Ebenezer Jones did not have documented contact with the Brownings and was not a well-known 19th century writer, but his work connects to the Brownings. The objects on display show Jones’ connections to the ABL’s collection.

Ebenezer Jones’ Studies of Sensation and Event. 1st Edition. London: Charles Fox, Paternoster Road, 1843.

The main focus of the display is Ebenezer Jones’ Studies of Sensation and Event. This is a first edition of Ebenezer Jones’ first and only collection of poetry. This copy contains extensive manuscript annotations and additions by Jones including poem corrections, unpublished poems, and a letter from Dante Gabriel Rossetti to Richard Herne Shepherd. The copy on display was likely used by Richard Herne Shepherd with the new publication as Shepherd’s updated edition of Studies of Sensation and Event includes the edited annotations that appear in this copy.

Dante Gabriel Rossetti’s letter to Richard Herne Shepherd in Ebenezer Jones’ Studies of Sensation and Event.

A letter from Dante Gabriel Rossetti to Richard Herne Shepherd is tipped into Ebenezer Jones’ Studies of Sensation and Event. Richard Herne Shepherd edited and published a later edition of Jones’ work as well as publishing a later edition of Elizabeth Barrett Browning’s work.

Dante Gabriel Rossetti thought highly of Ebenezer Jones’ work as evident in the letter on display where he thanks Shepherd for showing him Jones’ work. Additionally, Rossetti wrote a review of Studies of Sensation and Event for the journal Notes and Queries, in which Rossetti called Jones’ work, “Nearly the most striking instance of neglected genius in our modern school of poetry”. Rossetti and Robert Browning were close friends and often discussed writers and their works together.

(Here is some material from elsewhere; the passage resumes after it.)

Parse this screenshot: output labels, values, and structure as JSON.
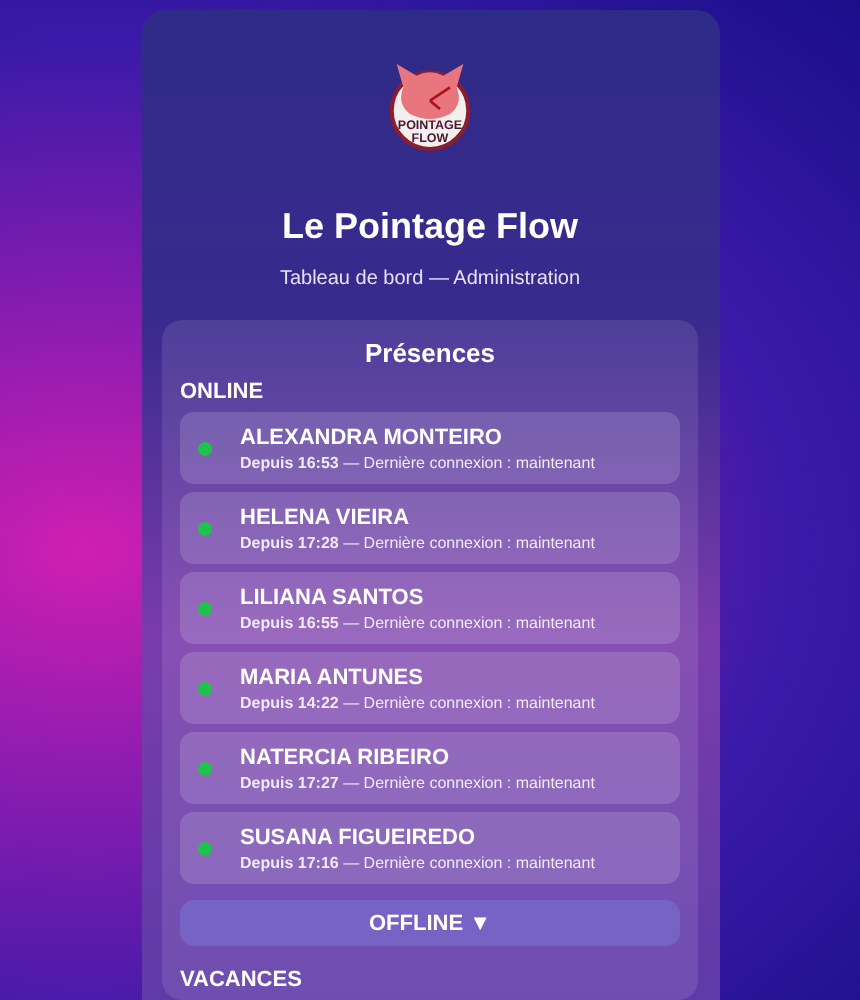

Dante Gabriel Rossetti’s “Ebenezer Jones” in Notes and Queries, Feb 1870, p.154.

Robert Browning was aware of Jones and in an 1844 letter from Browning to his close friend Alfred Domett, he states, “A certain Ebenezer Jones vented a wild book —abounding in beauty, tho’– I want to get & send it to you.” Although the letter between the two is in the collection at the British Library in London, an excerpt of it is on display.

John Kenyon’s letter to Elizabeth Barrett Browning [March 1844].

Robert was not the only Browning aware of Jones. In a letter from John Kenyon, a close friend of both the Brownings, to Elizabeth Barrett Browning, Kenyon writes “I hear of rival poetry– There is a Mr. Ebenezer Jones—who they say writes very well”. This letter is on display. 

These objects bring the connection of Jones and the Brownings into focus. The ABL saw the relation to the Brownings with this work and acquired it for the collection. Stop by the Hankamer Treasure room in the ABL to see this insight into the ABL’s collection.

For more information on how to visit see our website: